Data records
_ _ _ _ _ _ _

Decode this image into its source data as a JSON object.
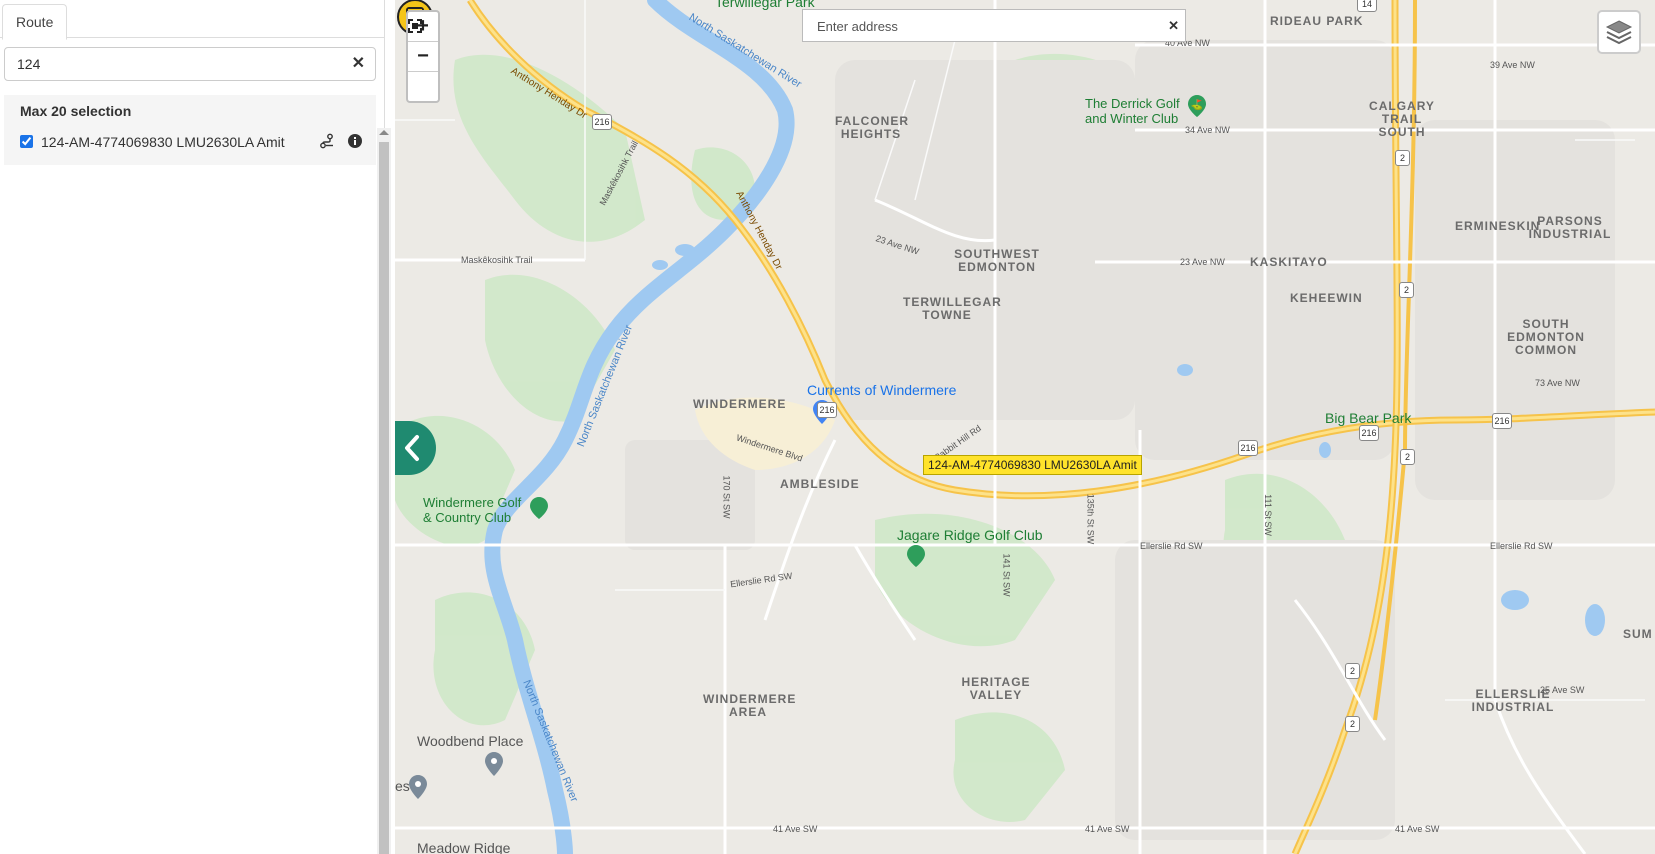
{
  "panel": {
    "tab_label": "Route",
    "search_value": "124",
    "group_title": "Max 20 selection",
    "items": [
      {
        "label": "124-AM-4774069830 LMU2630LA Amit",
        "checked": true
      }
    ]
  },
  "map": {
    "address_placeholder": "Enter address",
    "zoom_in": "+",
    "zoom_out": "−",
    "vehicle_label": "124-AM-4774069830 LMU2630LA Amit",
    "areas": {
      "terwillegar_park": "Terwillegar Park",
      "rideau_park": "RIDEAU PARK",
      "calgary_trail_south": "CALGARY TRAIL SOUTH",
      "falconer_heights": "FALCONER HEIGHTS",
      "southwest_edmonton": "SOUTHWEST EDMONTON",
      "kaskitayo": "KASKITAYO",
      "ermineskin": "ERMINESKIN",
      "parsons_industrial": "PARSONS INDUSTRIAL",
      "terwillegar_towne": "TERWILLEGAR TOWNE",
      "keheewin": "KEHEEWIN",
      "south_edmonton_common": "SOUTH EDMONTON COMMON",
      "windermere": "WINDERMERE",
      "ambleside": "AMBLESIDE",
      "heritage_valley": "HERITAGE VALLEY",
      "windermere_area": "WINDERMERE AREA",
      "ellerslie_industrial": "ELLERSLIE INDUSTRIAL",
      "sum": "SUM"
    },
    "pois": {
      "derrick": "The Derrick Golf and Winter Club",
      "currents": "Currents of Windermere",
      "big_bear": "Big Bear Park",
      "windermere_golf": "Windermere Golf & Country Club",
      "jagare": "Jagare Ridge Golf Club",
      "woodbend": "Woodbend Place",
      "meadow_ridge": "Meadow Ridge",
      "es": "es"
    },
    "roads": {
      "anthony_henday_1": "Anthony Henday Dr",
      "anthony_henday_2": "Anthony Henday Dr",
      "maskekosihk_trail": "Maskêkosihk Trail",
      "maskekosihk_trail_2": "Maskêkosihk Trail",
      "ellerslie_rd_1": "Ellerslie Rd SW",
      "ellerslie_rd_2": "Ellerslie Rd SW",
      "ellerslie_rd_3": "Ellerslie Rd SW",
      "ave41_1": "41 Ave SW",
      "ave41_2": "41 Ave SW",
      "ave41_3": "41 Ave SW",
      "ave23_1": "23 Ave NW",
      "ave23_2": "23 Ave NW",
      "ave34": "34 Ave NW",
      "ave39": "39 Ave NW",
      "ave40": "40 Ave NW",
      "ave25": "25 Ave SW",
      "ave73": "73 Ave NW",
      "windermere_blvd": "Windermere Blvd",
      "rabbit_hill": "Rabbit Hill Rd",
      "st170": "170 St SW",
      "st135": "135th St SW",
      "st111": "111 St SW",
      "st141": "141 St SW"
    },
    "shields": {
      "s216": "216",
      "s2": "2",
      "s14": "14"
    },
    "rivers": {
      "north_sask": "North Saskatchewan River"
    }
  }
}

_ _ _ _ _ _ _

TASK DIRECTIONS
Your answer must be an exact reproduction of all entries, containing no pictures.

SOLUTION TO THE PROBLEM
Decode this image into its source data as a JSON object.
{
  "panel": {
    "tab_label": "Route",
    "search_value": "124",
    "group_title": "Max 20 selection",
    "items": [
      {
        "label": "124-AM-4774069830 LMU2630LA Amit",
        "checked": true
      }
    ]
  },
  "map": {
    "address_placeholder": "Enter address",
    "zoom_in": "+",
    "zoom_out": "−",
    "vehicle_label": "124-AM-4774069830 LMU2630LA Amit",
    "areas": {
      "terwillegar_park": "Terwillegar Park",
      "rideau_park": "RIDEAU PARK",
      "calgary_trail_south": "CALGARY TRAIL SOUTH",
      "falconer_heights": "FALCONER HEIGHTS",
      "southwest_edmonton": "SOUTHWEST EDMONTON",
      "kaskitayo": "KASKITAYO",
      "ermineskin": "ERMINESKIN",
      "parsons_industrial": "PARSONS INDUSTRIAL",
      "terwillegar_towne": "TERWILLEGAR TOWNE",
      "keheewin": "KEHEEWIN",
      "south_edmonton_common": "SOUTH EDMONTON COMMON",
      "windermere": "WINDERMERE",
      "ambleside": "AMBLESIDE",
      "heritage_valley": "HERITAGE VALLEY",
      "windermere_area": "WINDERMERE AREA",
      "ellerslie_industrial": "ELLERSLIE INDUSTRIAL",
      "sum": "SUM"
    },
    "pois": {
      "derrick": "The Derrick Golf and Winter Club",
      "currents": "Currents of Windermere",
      "big_bear": "Big Bear Park",
      "windermere_golf": "Windermere Golf & Country Club",
      "jagare": "Jagare Ridge Golf Club",
      "woodbend": "Woodbend Place",
      "meadow_ridge": "Meadow Ridge",
      "es": "es"
    },
    "roads": {
      "anthony_henday_1": "Anthony Henday Dr",
      "anthony_henday_2": "Anthony Henday Dr",
      "maskekosihk_trail": "Maskêkosihk Trail",
      "maskekosihk_trail_2": "Maskêkosihk Trail",
      "ellerslie_rd_1": "Ellerslie Rd SW",
      "ellerslie_rd_2": "Ellerslie Rd SW",
      "ellerslie_rd_3": "Ellerslie Rd SW",
      "ave41_1": "41 Ave SW",
      "ave41_2": "41 Ave SW",
      "ave41_3": "41 Ave SW",
      "ave23_1": "23 Ave NW",
      "ave23_2": "23 Ave NW",
      "ave34": "34 Ave NW",
      "ave39": "39 Ave NW",
      "ave40": "40 Ave NW",
      "ave25": "25 Ave SW",
      "ave73": "73 Ave NW",
      "windermere_blvd": "Windermere Blvd",
      "rabbit_hill": "Rabbit Hill Rd",
      "st170": "170 St SW",
      "st135": "135th St SW",
      "st111": "111 St SW",
      "st141": "141 St SW"
    },
    "shields": {
      "s216": "216",
      "s2": "2",
      "s14": "14"
    },
    "rivers": {
      "north_sask": "North Saskatchewan River"
    }
  }
}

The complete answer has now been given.